Write the data out again in full, with no departure from the original.

BEGIN AVAILABLE DATA

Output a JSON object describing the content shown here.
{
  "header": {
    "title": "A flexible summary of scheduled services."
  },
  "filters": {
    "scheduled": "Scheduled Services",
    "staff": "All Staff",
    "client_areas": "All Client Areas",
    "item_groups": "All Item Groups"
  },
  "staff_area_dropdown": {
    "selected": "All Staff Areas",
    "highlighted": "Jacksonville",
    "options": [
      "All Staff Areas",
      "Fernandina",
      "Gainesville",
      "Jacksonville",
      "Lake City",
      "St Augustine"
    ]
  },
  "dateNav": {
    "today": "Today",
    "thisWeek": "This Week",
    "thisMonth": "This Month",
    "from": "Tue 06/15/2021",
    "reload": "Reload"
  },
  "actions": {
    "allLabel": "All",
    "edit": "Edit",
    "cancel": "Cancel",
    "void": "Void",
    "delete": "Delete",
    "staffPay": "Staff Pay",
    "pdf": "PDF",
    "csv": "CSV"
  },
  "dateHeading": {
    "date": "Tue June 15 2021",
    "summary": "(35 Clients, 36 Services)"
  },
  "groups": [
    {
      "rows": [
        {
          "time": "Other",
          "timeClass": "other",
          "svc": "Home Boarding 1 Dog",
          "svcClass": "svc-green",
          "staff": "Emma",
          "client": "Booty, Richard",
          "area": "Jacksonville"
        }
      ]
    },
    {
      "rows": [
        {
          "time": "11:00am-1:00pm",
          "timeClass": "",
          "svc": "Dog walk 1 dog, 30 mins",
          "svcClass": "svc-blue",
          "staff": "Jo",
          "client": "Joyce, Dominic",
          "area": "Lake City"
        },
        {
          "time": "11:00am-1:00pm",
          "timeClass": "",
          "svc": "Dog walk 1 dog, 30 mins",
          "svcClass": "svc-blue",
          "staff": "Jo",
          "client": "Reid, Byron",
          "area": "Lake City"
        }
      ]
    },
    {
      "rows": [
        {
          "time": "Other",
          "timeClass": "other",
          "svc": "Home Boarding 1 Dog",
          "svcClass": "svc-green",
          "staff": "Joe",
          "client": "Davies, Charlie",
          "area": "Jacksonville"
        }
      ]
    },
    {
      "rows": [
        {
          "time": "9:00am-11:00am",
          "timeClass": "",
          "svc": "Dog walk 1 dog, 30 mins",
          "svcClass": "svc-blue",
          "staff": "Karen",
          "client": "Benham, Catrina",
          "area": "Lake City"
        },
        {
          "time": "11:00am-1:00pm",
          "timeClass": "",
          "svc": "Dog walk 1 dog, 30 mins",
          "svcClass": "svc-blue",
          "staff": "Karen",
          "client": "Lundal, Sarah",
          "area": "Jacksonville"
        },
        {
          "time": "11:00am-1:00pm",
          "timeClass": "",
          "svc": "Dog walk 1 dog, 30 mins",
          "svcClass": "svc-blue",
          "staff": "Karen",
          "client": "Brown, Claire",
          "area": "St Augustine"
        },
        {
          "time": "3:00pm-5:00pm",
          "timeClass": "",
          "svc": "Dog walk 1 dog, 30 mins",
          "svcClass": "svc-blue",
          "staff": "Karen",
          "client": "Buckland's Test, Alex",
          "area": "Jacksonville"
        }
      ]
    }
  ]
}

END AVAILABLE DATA

● RESPONSE:
Output a JSON object describing the content shown here.
{
  "header": {
    "title": "A flexible summary of scheduled services."
  },
  "filters": {
    "scheduled": "Scheduled Services",
    "staff": "All Staff",
    "client_areas": "All Client Areas",
    "item_groups": "All Item Groups"
  },
  "staff_area_dropdown": {
    "selected": "All Staff Areas",
    "highlighted": "Jacksonville",
    "options": [
      "All Staff Areas",
      "Fernandina",
      "Gainesville",
      "Jacksonville",
      "Lake City",
      "St Augustine"
    ]
  },
  "dateNav": {
    "today": "Today",
    "thisWeek": "This Week",
    "thisMonth": "This Month",
    "from": "Tue 06/15/2021",
    "reload": "Reload"
  },
  "actions": {
    "allLabel": "All",
    "edit": "Edit",
    "cancel": "Cancel",
    "void": "Void",
    "delete": "Delete",
    "staffPay": "Staff Pay",
    "pdf": "PDF",
    "csv": "CSV"
  },
  "dateHeading": {
    "date": "Tue June 15 2021",
    "summary": "(35 Clients, 36 Services)"
  },
  "groups": [
    {
      "rows": [
        {
          "time": "Other",
          "timeClass": "other",
          "svc": "Home Boarding 1 Dog",
          "svcClass": "svc-green",
          "staff": "Emma",
          "client": "Booty, Richard",
          "area": "Jacksonville"
        }
      ]
    },
    {
      "rows": [
        {
          "time": "11:00am-1:00pm",
          "timeClass": "",
          "svc": "Dog walk 1 dog, 30 mins",
          "svcClass": "svc-blue",
          "staff": "Jo",
          "client": "Joyce, Dominic",
          "area": "Lake City"
        },
        {
          "time": "11:00am-1:00pm",
          "timeClass": "",
          "svc": "Dog walk 1 dog, 30 mins",
          "svcClass": "svc-blue",
          "staff": "Jo",
          "client": "Reid, Byron",
          "area": "Lake City"
        }
      ]
    },
    {
      "rows": [
        {
          "time": "Other",
          "timeClass": "other",
          "svc": "Home Boarding 1 Dog",
          "svcClass": "svc-green",
          "staff": "Joe",
          "client": "Davies, Charlie",
          "area": "Jacksonville"
        }
      ]
    },
    {
      "rows": [
        {
          "time": "9:00am-11:00am",
          "timeClass": "",
          "svc": "Dog walk 1 dog, 30 mins",
          "svcClass": "svc-blue",
          "staff": "Karen",
          "client": "Benham, Catrina",
          "area": "Lake City"
        },
        {
          "time": "11:00am-1:00pm",
          "timeClass": "",
          "svc": "Dog walk 1 dog, 30 mins",
          "svcClass": "svc-blue",
          "staff": "Karen",
          "client": "Lundal, Sarah",
          "area": "Jacksonville"
        },
        {
          "time": "11:00am-1:00pm",
          "timeClass": "",
          "svc": "Dog walk 1 dog, 30 mins",
          "svcClass": "svc-blue",
          "staff": "Karen",
          "client": "Brown, Claire",
          "area": "St Augustine"
        },
        {
          "time": "3:00pm-5:00pm",
          "timeClass": "",
          "svc": "Dog walk 1 dog, 30 mins",
          "svcClass": "svc-blue",
          "staff": "Karen",
          "client": "Buckland's Test, Alex",
          "area": "Jacksonville"
        }
      ]
    }
  ]
}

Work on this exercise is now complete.